Sequoia did not provide precise details of its profit-sharing. The firm said the arrangement was always designed so that regional entities would ultimately receive profits in direct proportion to their contribution to the profit pool.
The break-up of the firm will also end a practice of employees in one Sequoia region investing alongside funds in another region — a strategy that has been lucrative for partners who have put personal wealth to work overseas.
Shen, for example, brought Sequoia’s global growth fund into rising ecommerce group Pinduoduo in an early funding round. Filings show former Sequoia US leader Doug Leone has already cashed out about $8mn of Pinduoduo shares.
Sequoia’s challenges have escalated as Beijing led a crackdown on consumer internet groups, and left Chinese venture capitalists chasing sensitive sectors aligned with government priorities at the heart of the US-China rivalry.

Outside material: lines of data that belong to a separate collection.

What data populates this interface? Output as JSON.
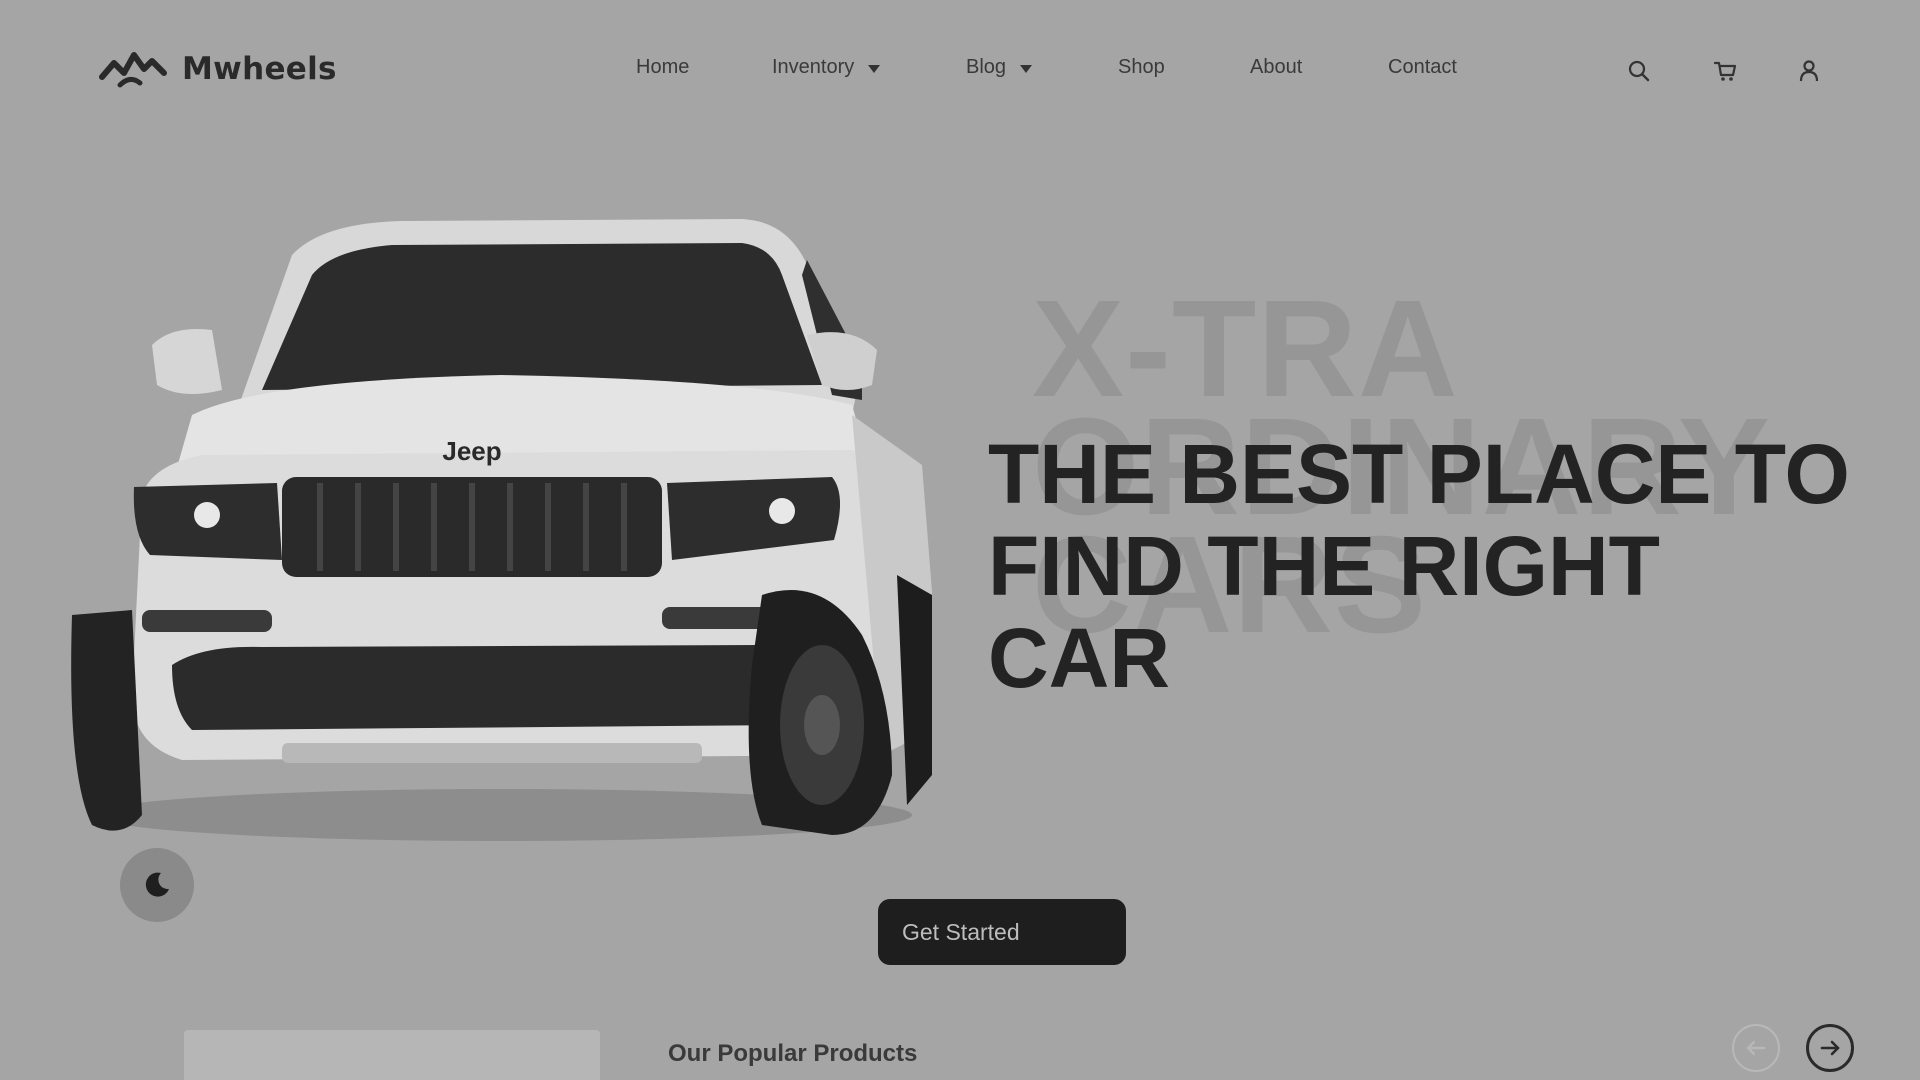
{
  "brand": {
    "name": "Mwheels",
    "logo_icon": "mountain-wave-logo"
  },
  "nav": {
    "items": [
      {
        "label": "Home",
        "has_dropdown": false
      },
      {
        "label": "Inventory",
        "has_dropdown": true
      },
      {
        "label": "Blog",
        "has_dropdown": true
      },
      {
        "label": "Shop",
        "has_dropdown": false
      },
      {
        "label": "About",
        "has_dropdown": false
      },
      {
        "label": "Contact",
        "has_dropdown": false
      }
    ]
  },
  "header_icons": [
    "search-icon",
    "cart-icon",
    "user-icon"
  ],
  "hero": {
    "background_text": [
      "X-TRA",
      "ORDINARY",
      "CARS"
    ],
    "title_lines": [
      "THE BEST PLACE TO",
      "FIND THE RIGHT",
      "CAR"
    ],
    "car_badge": "Jeep",
    "cta_label": "Get Started"
  },
  "theme_toggle_icon": "moon-icon",
  "products": {
    "section_title": "Our Popular Products",
    "prev_icon": "arrow-left-icon",
    "next_icon": "arrow-right-icon"
  },
  "colors": {
    "background": "#a5a5a5",
    "text_dark": "#232323",
    "button": "#1e1e1e"
  }
}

“Over the past couple of years Sequoia has faced a lot of pressure from the US side on its China business,” said one consultant to LPs in China. “The split means Neil can now find the right deals and invest without worrying about political pressure from the US.”
HongShan called the remark “completely baseless” and said that with a substantial base of limited partners from the US, it would continue to adhere to strict compliance protocols.
A changing of the guard at Sequoia — with former “senior steward” Leone being replaced by Botha at the top of the firm last year — may have edged Sequoia closer to decoupling, according to two venture capitalists who have invested alongside the firm.
Leone was a leading proponent of the close relationship with China as “the guy who pushed it”, according to one of the investors. Botha, he added, “doesn’t have much interest”.
Sequoia said the decision to split the firm was made by five current leaders of the firm, including Botha and Shen, who “collectively decided that the benefits no longer outweighed the costs”.
Shen’s HongShan will now be left standing on its own as it approaches institutions for new funding in a few years’ time. To prepare for this test Shen’s team has taken over managing relationships with limited partners and brought fundraising activities in-house.
When Sequoia China raised $9bn last year, about half of that came from US investors such as MassPRIM, University of Texas Investment Management Company and the University of Washington endowment, according to PitchBook.
To appease its American investors, Sequoia China has begun consulting outside policy experts before agreeing to sensitive investments. The group has also slowed the pace at which it is investing the newly raised $9bn, one person familiar with its activities said.
Sequoia’s move has led other US VCs to consider their own exposure to China. “Is this a harbinger of things to come?,” asked a partner at a rival venture firm. “Funds which had global ambitions, do they change their strategy?”